Throughout Eudora Welty’s story, the elderly African American female protagonist, Phoenix Jackson, encounters physical obstacles that often coincide with social problems of the period. The title “A Worn Path” may be interpreted as meaning the constant efforts that African American people had made toward official recognition of equality in the United States.
Ms. Jackson’s walk into town to obtain medicine was only one type of journey that she and other African Americans were constantly making. The story was originally published in 1941 and seems to take place about this time, near the end of the Great Depression. The setting is apparently rural Mississippi, as Welty was born and raised and lived much of her adult life in Mississippi.

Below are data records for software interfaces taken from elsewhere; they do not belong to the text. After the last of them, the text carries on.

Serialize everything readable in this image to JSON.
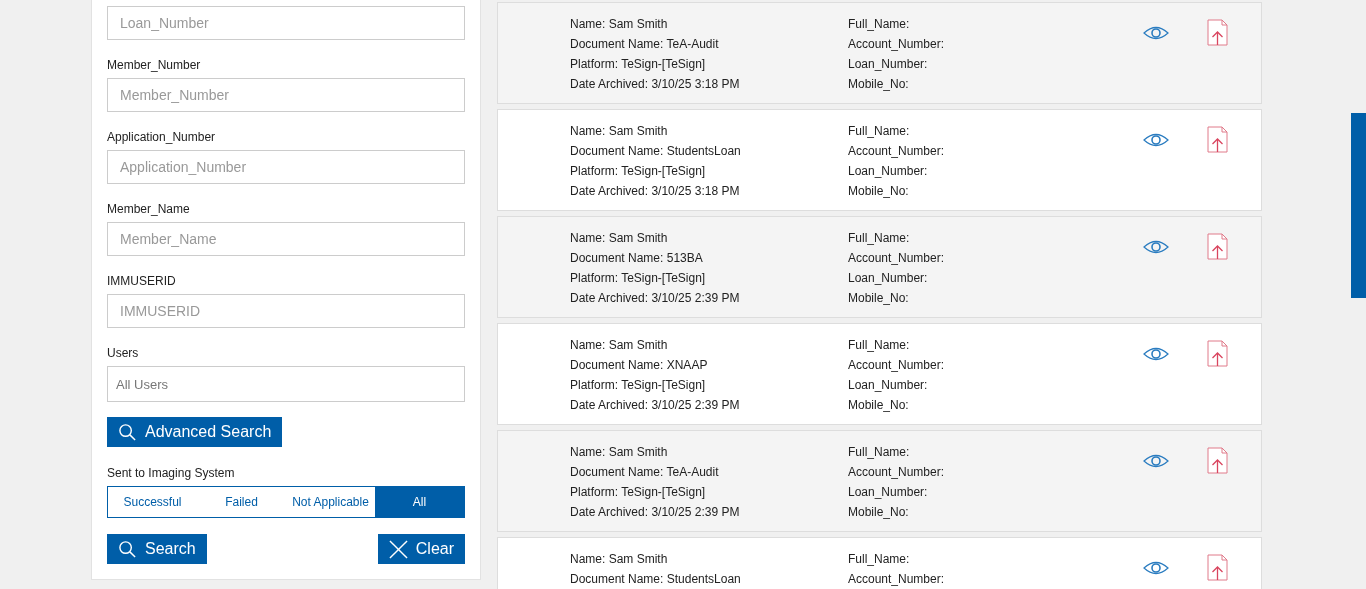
{
  "search_panel": {
    "fields": [
      {
        "placeholder": "Loan_Number"
      },
      {
        "label": "Member_Number",
        "placeholder": "Member_Number"
      },
      {
        "label": "Application_Number",
        "placeholder": "Application_Number"
      },
      {
        "label": "Member_Name",
        "placeholder": "Member_Name"
      },
      {
        "label": "IMMUSERID",
        "placeholder": "IMMUSERID"
      },
      {
        "label": "Users",
        "value": "All Users"
      }
    ],
    "advanced_search_button": "Advanced Search",
    "imaging_filter": {
      "label": "Sent to Imaging System",
      "options": [
        {
          "label": "Successful",
          "selected": false
        },
        {
          "label": "Failed",
          "selected": false
        },
        {
          "label": "Not Applicable",
          "selected": false
        },
        {
          "label": "All",
          "selected": true
        }
      ]
    },
    "search_button": "Search",
    "clear_button": "Clear"
  },
  "results": [
    {
      "details": [
        "Name: Sam Smith",
        "Document Name: TeA-Audit",
        "Platform: TeSign-[TeSign]",
        "Date Archived: 3/10/25 3:18 PM"
      ],
      "fields": [
        "Full_Name:",
        "Account_Number:",
        "Loan_Number:",
        "Mobile_No:"
      ]
    },
    {
      "details": [
        "Name: Sam Smith",
        "Document Name: StudentsLoan",
        "Platform: TeSign-[TeSign]",
        "Date Archived: 3/10/25 3:18 PM"
      ],
      "fields": [
        "Full_Name:",
        "Account_Number:",
        "Loan_Number:",
        "Mobile_No:"
      ]
    },
    {
      "details": [
        "Name: Sam Smith",
        "Document Name: 513BA",
        "Platform: TeSign-[TeSign]",
        "Date Archived: 3/10/25 2:39 PM"
      ],
      "fields": [
        "Full_Name:",
        "Account_Number:",
        "Loan_Number:",
        "Mobile_No:"
      ]
    },
    {
      "details": [
        "Name: Sam Smith",
        "Document Name: XNAAP",
        "Platform: TeSign-[TeSign]",
        "Date Archived: 3/10/25 2:39 PM"
      ],
      "fields": [
        "Full_Name:",
        "Account_Number:",
        "Loan_Number:",
        "Mobile_No:"
      ]
    },
    {
      "details": [
        "Name: Sam Smith",
        "Document Name: TeA-Audit",
        "Platform: TeSign-[TeSign]",
        "Date Archived: 3/10/25 2:39 PM"
      ],
      "fields": [
        "Full_Name:",
        "Account_Number:",
        "Loan_Number:",
        "Mobile_No:"
      ]
    },
    {
      "details": [
        "Name: Sam Smith",
        "Document Name: StudentsLoan"
      ],
      "fields": [
        "Full_Name:",
        "Account_Number:"
      ]
    }
  ]
}
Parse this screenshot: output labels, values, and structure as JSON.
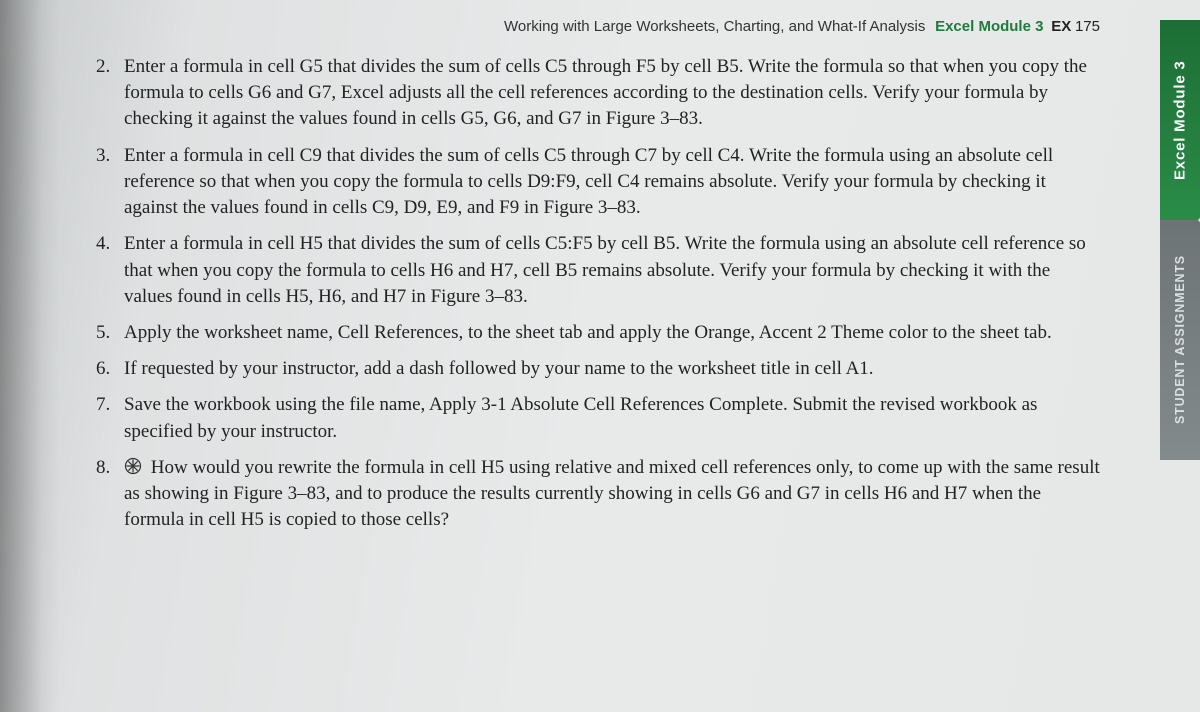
{
  "header": {
    "title": "Working with Large Worksheets, Charting, and What-If Analysis",
    "module": "Excel Module 3",
    "page_label": "EX",
    "page_number": "175"
  },
  "side_tab": {
    "top": "Excel Module 3",
    "bottom": "STUDENT ASSIGNMENTS"
  },
  "items": {
    "i2": "Enter a formula in cell G5 that divides the sum of cells C5 through F5 by cell B5. Write the formula so that when you copy the formula to cells G6 and G7, Excel adjusts all the cell references according to the destination cells. Verify your formula by checking it against the values found in cells G5, G6, and G7 in Figure 3–83.",
    "i3": "Enter a formula in cell C9 that divides the sum of cells C5 through C7 by cell C4. Write the formula using an absolute cell reference so that when you copy the formula to cells D9:F9, cell C4 remains absolute. Verify your formula by checking it against the values found in cells C9, D9, E9, and F9 in Figure 3–83.",
    "i4": "Enter a formula in cell H5 that divides the sum of cells C5:F5 by cell B5. Write the formula using an absolute cell reference so that when you copy the formula to cells H6 and H7, cell B5 remains absolute. Verify your formula by checking it with the values found in cells H5, H6, and H7 in Figure 3–83.",
    "i5": "Apply the worksheet name, Cell References, to the sheet tab and apply the Orange, Accent 2 Theme color to the sheet tab.",
    "i6": "If requested by your instructor, add a dash followed by your name to the worksheet title in cell A1.",
    "i7": "Save the workbook using the file name, Apply 3-1 Absolute Cell References Complete. Submit the revised workbook as specified by your instructor.",
    "i8": "How would you rewrite the formula in cell H5 using relative and mixed cell references only, to come up with the same result as showing in Figure 3–83, and to produce the results currently showing in cells G6 and G7 in cells H6 and H7 when the formula in cell H5 is copied to those cells?"
  }
}
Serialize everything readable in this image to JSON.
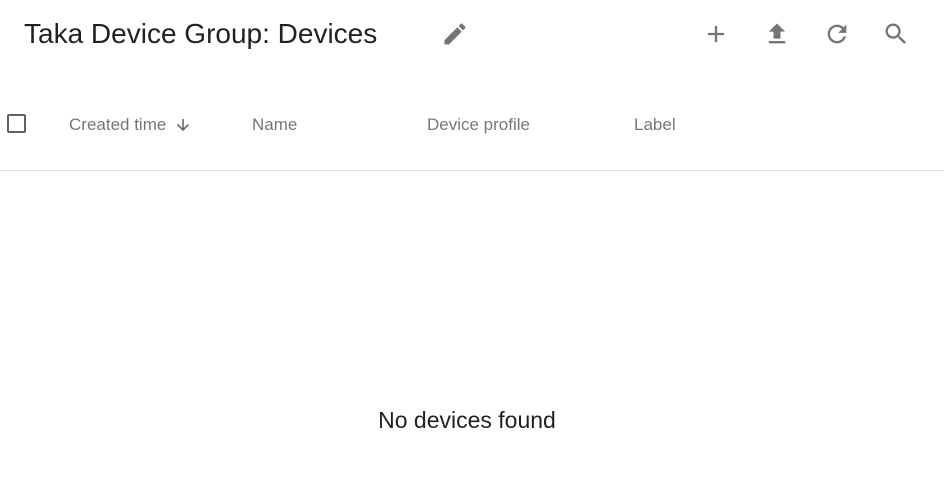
{
  "toolbar": {
    "title": "Taka Device Group: Devices",
    "actions": [
      {
        "name": "edit",
        "icon": "edit-icon"
      },
      {
        "name": "add",
        "icon": "add-icon"
      },
      {
        "name": "upload",
        "icon": "upload-icon"
      },
      {
        "name": "refresh",
        "icon": "refresh-icon"
      },
      {
        "name": "search",
        "icon": "search-icon"
      }
    ]
  },
  "table": {
    "select_all_checked": false,
    "columns": [
      {
        "label": "Created time",
        "sort": "desc"
      },
      {
        "label": "Name"
      },
      {
        "label": "Device profile"
      },
      {
        "label": "Label"
      }
    ],
    "rows": [],
    "empty_message": "No devices found"
  },
  "colors": {
    "icon": "#757575",
    "divider": "#e0e0e0",
    "header_text": "rgba(0,0,0,0.54)"
  }
}
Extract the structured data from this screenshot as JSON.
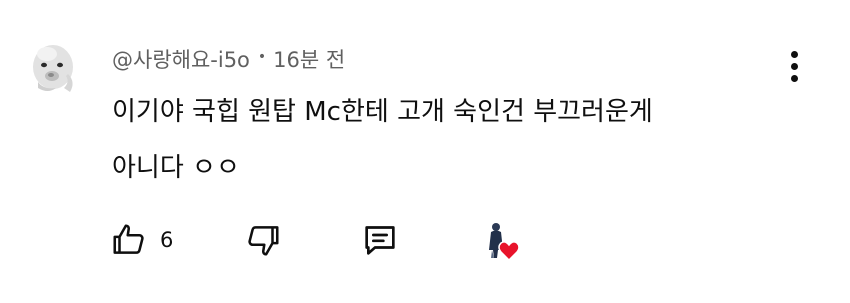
{
  "comment": {
    "author": "@사랑해요-i5o",
    "separator": "•",
    "timestamp": "16분 전",
    "text": "이기야 국힙 원탑 Mc한테 고개 숙인건 부끄러운게\n아니다 ㅇㅇ",
    "like_count": "6"
  },
  "icons": {
    "avatar": "baby-face-avatar",
    "menu": "more-vertical-icon",
    "like": "thumbs-up-icon",
    "dislike": "thumbs-down-icon",
    "reply": "reply-comment-icon",
    "creator_heart": "creator-heart-badge"
  },
  "colors": {
    "primary_text": "#0f0f0f",
    "secondary_text": "#606060",
    "heart": "#e8132b"
  }
}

She set much of her fiction there. During the Depression, Welty was associated with a New Deal initiative; her work as a photographer for the Works Project Administration took her into rural areas.
If the elderly Ms. Jackson was eighty years old in 1940, she would have been born in 1860, meaning she was probably an enslaved person in her childhood and grew up during Reconstruction. Harshly restrictive Jim Crow laws that curtailed African American people’s rights were put into place in the late nineteenth century, as individual states aimed to counteract federal mandates.